◆ **Data section**
┌──
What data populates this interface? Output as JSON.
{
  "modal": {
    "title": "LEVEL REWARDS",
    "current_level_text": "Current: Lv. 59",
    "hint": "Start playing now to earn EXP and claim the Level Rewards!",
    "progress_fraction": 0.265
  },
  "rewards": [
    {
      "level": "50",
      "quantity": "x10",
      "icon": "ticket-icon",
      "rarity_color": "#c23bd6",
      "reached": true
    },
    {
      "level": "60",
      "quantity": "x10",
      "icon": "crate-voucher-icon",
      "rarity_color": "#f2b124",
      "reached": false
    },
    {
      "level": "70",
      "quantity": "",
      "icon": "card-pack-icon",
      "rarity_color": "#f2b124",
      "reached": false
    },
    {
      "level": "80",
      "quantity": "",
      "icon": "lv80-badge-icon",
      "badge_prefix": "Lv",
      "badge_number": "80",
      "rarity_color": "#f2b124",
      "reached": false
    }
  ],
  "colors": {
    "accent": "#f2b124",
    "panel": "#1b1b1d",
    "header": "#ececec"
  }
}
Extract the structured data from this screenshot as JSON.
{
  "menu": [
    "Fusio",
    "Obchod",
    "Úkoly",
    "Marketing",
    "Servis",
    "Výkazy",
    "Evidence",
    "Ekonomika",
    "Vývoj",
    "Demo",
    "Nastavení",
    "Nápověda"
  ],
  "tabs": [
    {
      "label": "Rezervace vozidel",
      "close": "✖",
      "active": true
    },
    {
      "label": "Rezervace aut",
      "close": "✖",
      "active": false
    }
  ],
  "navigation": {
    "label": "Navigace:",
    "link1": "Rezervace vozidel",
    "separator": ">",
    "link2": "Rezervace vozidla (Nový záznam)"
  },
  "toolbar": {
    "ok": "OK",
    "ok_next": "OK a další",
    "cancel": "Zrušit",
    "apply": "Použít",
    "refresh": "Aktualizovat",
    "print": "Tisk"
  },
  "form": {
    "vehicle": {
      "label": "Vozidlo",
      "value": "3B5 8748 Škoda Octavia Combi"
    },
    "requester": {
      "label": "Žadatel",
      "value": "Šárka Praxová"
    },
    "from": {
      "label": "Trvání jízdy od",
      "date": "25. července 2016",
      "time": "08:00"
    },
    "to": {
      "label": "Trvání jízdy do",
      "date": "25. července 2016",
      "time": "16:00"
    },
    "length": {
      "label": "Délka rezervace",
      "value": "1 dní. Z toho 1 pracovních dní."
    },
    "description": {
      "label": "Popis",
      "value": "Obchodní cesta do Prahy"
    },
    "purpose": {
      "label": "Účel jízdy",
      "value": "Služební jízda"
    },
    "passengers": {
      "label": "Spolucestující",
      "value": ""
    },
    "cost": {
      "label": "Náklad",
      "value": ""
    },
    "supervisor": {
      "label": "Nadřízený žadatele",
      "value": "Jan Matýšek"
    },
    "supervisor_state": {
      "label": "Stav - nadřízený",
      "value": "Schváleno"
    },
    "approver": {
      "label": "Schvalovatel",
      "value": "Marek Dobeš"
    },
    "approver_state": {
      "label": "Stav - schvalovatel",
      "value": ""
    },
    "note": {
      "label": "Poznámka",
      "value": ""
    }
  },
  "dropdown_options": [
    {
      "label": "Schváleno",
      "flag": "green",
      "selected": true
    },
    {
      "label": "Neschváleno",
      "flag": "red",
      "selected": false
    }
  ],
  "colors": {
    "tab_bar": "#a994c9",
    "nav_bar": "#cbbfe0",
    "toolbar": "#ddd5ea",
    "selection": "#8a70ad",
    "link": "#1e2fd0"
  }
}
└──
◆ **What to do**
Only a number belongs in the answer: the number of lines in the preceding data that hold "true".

◆ **Response**
3